Hard truths, easy solutions for enterprises
“Our demand generation program isn’t working, we need to move to account-based marketing now.”
Therein lies, as any enterprise B2B marketer who’s been paying attention will tell you, the predominant argument for why B2B companies should convert to an ABM strategy: traditional demand generation is broken. The lead funnel is obsolete. Inbound marketing doesn’t work, or at best is grossly inefficient.
We say: Not so fast. Maybe demand generation isn’t broken. Maybe some companies are just really bad at it.
Here are five of the most common issues we uncover when working with B2B companies to improve their nurture programs.
1. Relying too heavily on BDRs to respond to new leads
At some companies, as much as 80 percent of all new leads never make it to the next stage of qualification. The reason? Responsibility for responding to and qualifying those leads lies solely with a BDR team. If the BDRs can’t reach the prospects, the lead goes no further. The solution? Integrating automated email follow-up to all new leads as part of an Initial Lead Qualification program that runs concurrent with, and complementary to, BDR outreach.
2. No segmentation
A one-size-fits-all nurture strategy means that any email communication will be ignored by a significant percentage of your nurture database. In B2B email, relevancy is absolutely crucial. Even simple segmentation: making minor copy changes to emails to accommodate just two different personas, can have a dramatic impact on campaign performance and conversion metrics.
3. No mid-stage nurture

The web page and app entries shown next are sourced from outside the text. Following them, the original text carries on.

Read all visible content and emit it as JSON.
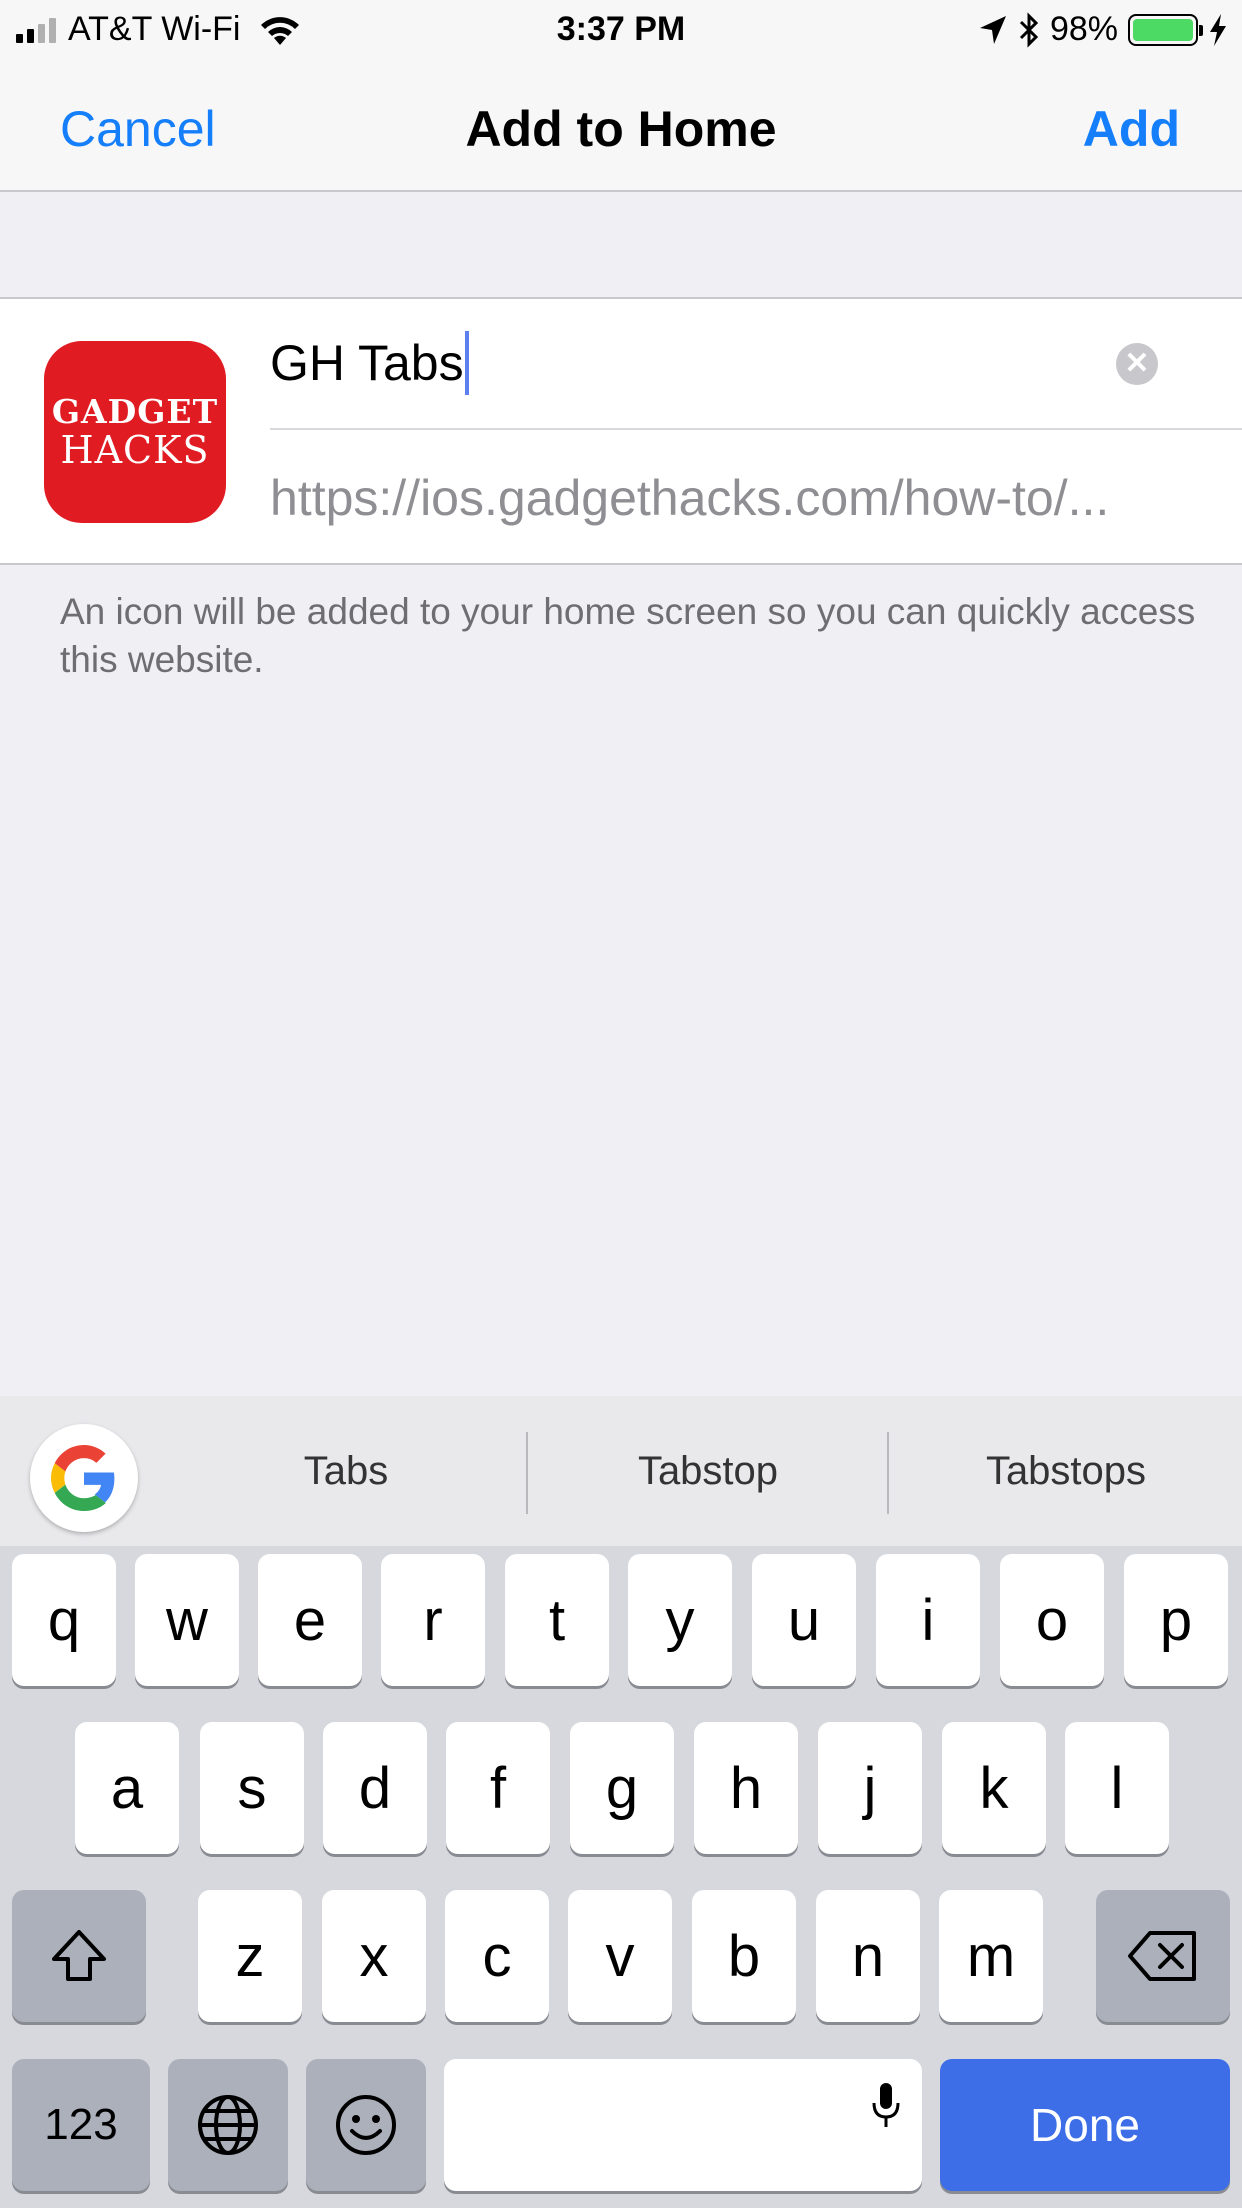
{
  "status_bar": {
    "carrier": "AT&T Wi-Fi",
    "time": "3:37 PM",
    "battery_percent": "98%",
    "battery_color": "#4cd964",
    "icons": [
      "signal-icon",
      "wifi-icon",
      "location-icon",
      "bluetooth-icon",
      "battery-icon",
      "charging-icon"
    ]
  },
  "nav": {
    "cancel_label": "Cancel",
    "title": "Add to Home",
    "add_label": "Add",
    "accent_color": "#157efb"
  },
  "form": {
    "icon_line1": "GADGET",
    "icon_line2": "HACKS",
    "icon_color": "#e01b22",
    "name_value": "GH Tabs",
    "url_value": "https://ios.gadgethacks.com/how-to/..."
  },
  "hint_text": "An icon will be added to your home screen so you can quickly access this website.",
  "keyboard": {
    "suggestions": [
      "Tabs",
      "Tabstop",
      "Tabstops"
    ],
    "row1": [
      "q",
      "w",
      "e",
      "r",
      "t",
      "y",
      "u",
      "i",
      "o",
      "p"
    ],
    "row2": [
      "a",
      "s",
      "d",
      "f",
      "g",
      "h",
      "j",
      "k",
      "l"
    ],
    "row3": [
      "z",
      "x",
      "c",
      "v",
      "b",
      "n",
      "m"
    ],
    "numbers_label": "123",
    "done_label": "Done",
    "done_color": "#3d6ee8"
  }
}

Enterprise companies need to abandon the notion that they can somehow know enough to deliver precisely the right information at the right time, at every step of the buyer journey. But to ignore the buyer journey altogether is to pretend that more qualified leads don’t have different information needs. A simple mid-stage nurture program, one that identifies those prospects showing signs of active interest and markets to them accordingly, can help surface sales-qualified leads far before a prospect might trigger or request a sales follow up.
4. Giving up too soon
Many companies run nurture campaigns of a finite length, the notion being I suppose that new leads should be nurtured for a fixed period of time until they convert to qualified status, and if that doesn’t happen, said leads should be abandoned, and more new leads should be generated at the top of the funnel. That is a colossal waste of marketing investment. If you’re paying $50-100 or more per MQL, i.e. for leads that meet your target criteria and have shown any interest whatsoever, that lead should be nurtured INDEFINITELY.
5. No offer variety
If your nurture program consists of primarily early stage offers (white papers on trends and best practices and the like), you’ll struggle to identify and engage with prospects who may be ready to take the next step and actively evaluate your product. Conversely, if your nurture emails are simply a constant drumbeat to download trial software or take a demo, you’ll miss the opportunity to educate, and build credibility with, those prospects who aren’t quite ready to look at a product. The ideal nurture program is a mix of early and late stage offers that appeal to a mix of prospects.
About Spear Marketing Group
Spear Marketing Group is a leading full-service demand generation agency that helps B2B companies of all sizes generate, nurture, and convert leads to revenue. Our unique, holistic approach to demand generation blends strategic expertise, creative flair, and a deep understanding of marketing technology to achieve measurable results across every stage of the lead lifecycle. Learn more at SpearMarketing.com.